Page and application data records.
*** Block opens ***

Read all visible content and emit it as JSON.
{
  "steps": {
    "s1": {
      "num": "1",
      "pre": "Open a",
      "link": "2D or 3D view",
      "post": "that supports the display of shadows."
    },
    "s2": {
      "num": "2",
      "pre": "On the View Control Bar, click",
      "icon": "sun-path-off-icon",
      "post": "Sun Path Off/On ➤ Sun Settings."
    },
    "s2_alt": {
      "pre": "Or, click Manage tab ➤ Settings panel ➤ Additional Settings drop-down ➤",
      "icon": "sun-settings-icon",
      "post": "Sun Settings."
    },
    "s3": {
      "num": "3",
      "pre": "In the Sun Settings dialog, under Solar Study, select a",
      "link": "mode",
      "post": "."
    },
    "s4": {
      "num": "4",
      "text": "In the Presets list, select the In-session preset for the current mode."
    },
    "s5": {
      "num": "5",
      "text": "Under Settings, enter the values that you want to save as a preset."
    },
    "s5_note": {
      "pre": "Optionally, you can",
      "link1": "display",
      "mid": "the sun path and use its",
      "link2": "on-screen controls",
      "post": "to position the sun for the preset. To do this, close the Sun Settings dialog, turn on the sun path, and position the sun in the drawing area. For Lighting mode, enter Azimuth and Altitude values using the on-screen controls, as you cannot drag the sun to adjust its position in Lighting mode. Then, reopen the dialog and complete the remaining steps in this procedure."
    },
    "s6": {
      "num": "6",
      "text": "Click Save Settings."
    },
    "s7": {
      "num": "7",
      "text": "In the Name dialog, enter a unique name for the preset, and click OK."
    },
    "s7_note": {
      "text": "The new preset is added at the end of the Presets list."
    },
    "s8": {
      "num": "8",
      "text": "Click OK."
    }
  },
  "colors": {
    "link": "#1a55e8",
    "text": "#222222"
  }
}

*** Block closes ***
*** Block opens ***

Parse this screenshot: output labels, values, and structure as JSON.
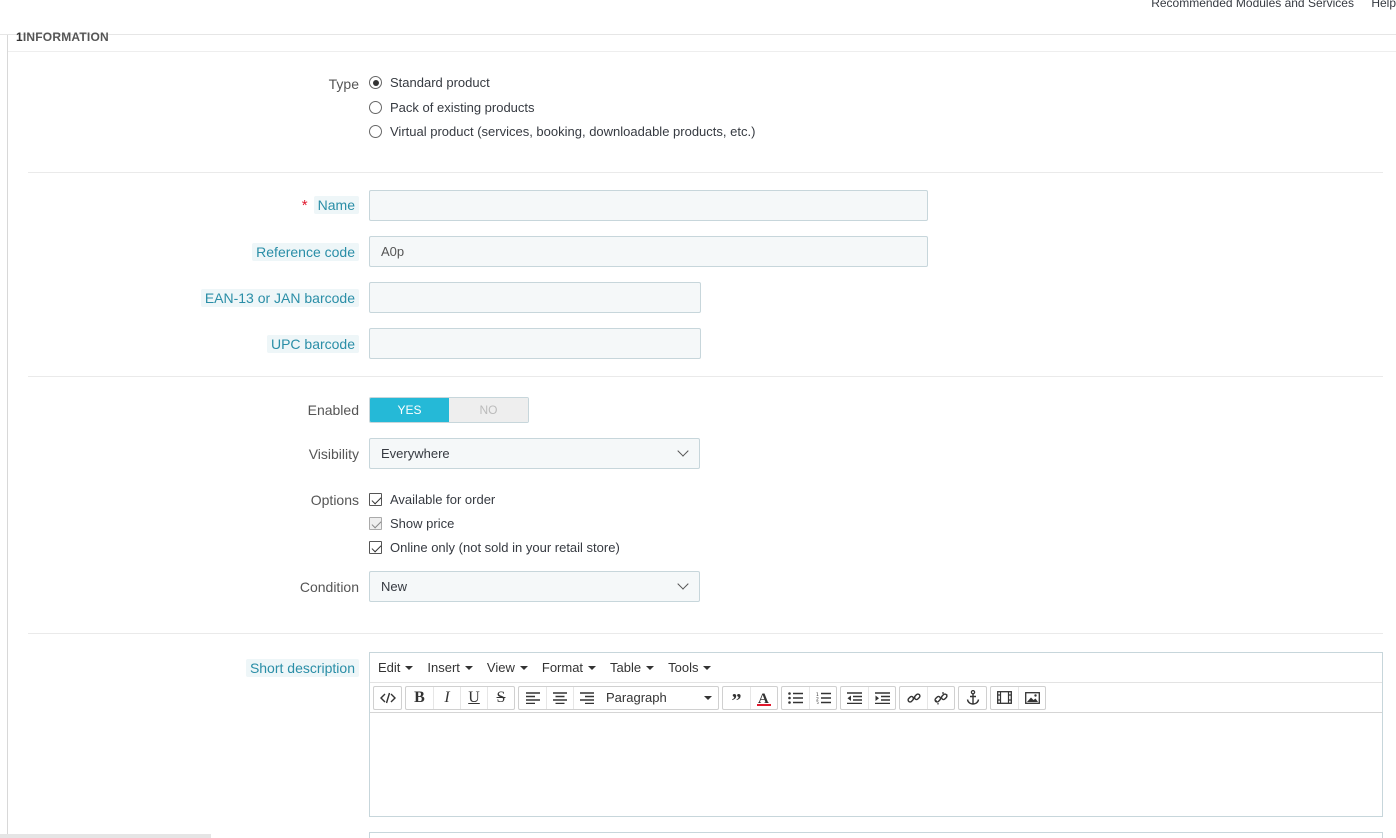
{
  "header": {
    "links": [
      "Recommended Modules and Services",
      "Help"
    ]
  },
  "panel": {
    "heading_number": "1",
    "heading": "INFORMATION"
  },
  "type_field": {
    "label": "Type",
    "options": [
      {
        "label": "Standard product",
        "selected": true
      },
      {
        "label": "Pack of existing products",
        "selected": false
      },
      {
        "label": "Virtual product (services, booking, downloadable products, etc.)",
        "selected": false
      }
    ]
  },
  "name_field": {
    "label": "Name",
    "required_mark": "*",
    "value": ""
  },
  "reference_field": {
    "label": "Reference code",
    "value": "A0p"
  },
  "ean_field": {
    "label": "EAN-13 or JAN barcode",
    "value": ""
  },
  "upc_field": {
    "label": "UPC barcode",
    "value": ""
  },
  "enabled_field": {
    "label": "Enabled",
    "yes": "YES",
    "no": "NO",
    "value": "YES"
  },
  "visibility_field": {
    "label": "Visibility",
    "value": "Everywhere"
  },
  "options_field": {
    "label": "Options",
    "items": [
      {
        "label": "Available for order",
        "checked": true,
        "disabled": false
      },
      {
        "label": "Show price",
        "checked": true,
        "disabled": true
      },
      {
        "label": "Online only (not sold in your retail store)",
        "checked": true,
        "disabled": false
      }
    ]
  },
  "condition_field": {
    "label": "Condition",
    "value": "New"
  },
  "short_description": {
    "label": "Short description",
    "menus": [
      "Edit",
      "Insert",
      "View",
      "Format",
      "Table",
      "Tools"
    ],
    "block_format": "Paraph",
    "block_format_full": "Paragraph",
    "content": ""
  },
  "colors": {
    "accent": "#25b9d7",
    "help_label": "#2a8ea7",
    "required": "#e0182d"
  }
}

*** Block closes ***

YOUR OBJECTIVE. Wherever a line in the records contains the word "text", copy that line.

TASK OUTPUT.
      "text": "In the Presets list, select the In-session preset for the current mode."
      "text": "Under Settings, enter the values that you want to save as a preset."
      "text": "Click Save Settings."
      "text": "In the Name dialog, enter a unique name for the preset, and click OK."
      "text": "The new preset is added at the end of the Presets list."
      "text": "Click OK."
    "text": "#222222"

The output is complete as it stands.